__Materials provided__.
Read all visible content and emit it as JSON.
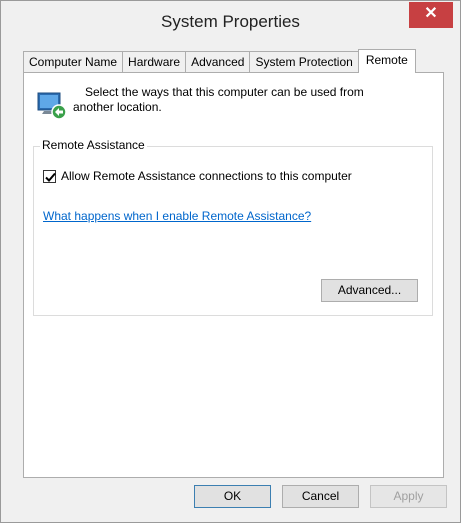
{
  "window": {
    "title": "System Properties",
    "close_glyph": "✕"
  },
  "tabs": [
    {
      "label": "Computer Name"
    },
    {
      "label": "Hardware"
    },
    {
      "label": "Advanced"
    },
    {
      "label": "System Protection"
    },
    {
      "label": "Remote",
      "active": true
    }
  ],
  "remote": {
    "intro_text": "Select the ways that this computer can be used from another location.",
    "intro_icon": "remote-connection-icon",
    "group_label": "Remote Assistance",
    "allow_checkbox": {
      "label": "Allow Remote Assistance connections to this computer",
      "checked": true
    },
    "help_link": "What happens when I enable Remote Assistance?",
    "advanced_button": "Advanced..."
  },
  "footer": {
    "ok": "OK",
    "cancel": "Cancel",
    "apply": "Apply"
  },
  "colors": {
    "close_button": "#c74042",
    "link": "#0066cc"
  }
}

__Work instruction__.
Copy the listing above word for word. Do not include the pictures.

__Problem solution__.
Read all visible content and emit it as JSON.
{
  "window": {
    "title": "System Properties",
    "close_glyph": "✕"
  },
  "tabs": [
    {
      "label": "Computer Name"
    },
    {
      "label": "Hardware"
    },
    {
      "label": "Advanced"
    },
    {
      "label": "System Protection"
    },
    {
      "label": "Remote",
      "active": true
    }
  ],
  "remote": {
    "intro_text": "Select the ways that this computer can be used from another location.",
    "intro_icon": "remote-connection-icon",
    "group_label": "Remote Assistance",
    "allow_checkbox": {
      "label": "Allow Remote Assistance connections to this computer",
      "checked": true
    },
    "help_link": "What happens when I enable Remote Assistance?",
    "advanced_button": "Advanced..."
  },
  "footer": {
    "ok": "OK",
    "cancel": "Cancel",
    "apply": "Apply"
  },
  "colors": {
    "close_button": "#c74042",
    "link": "#0066cc"
  }
}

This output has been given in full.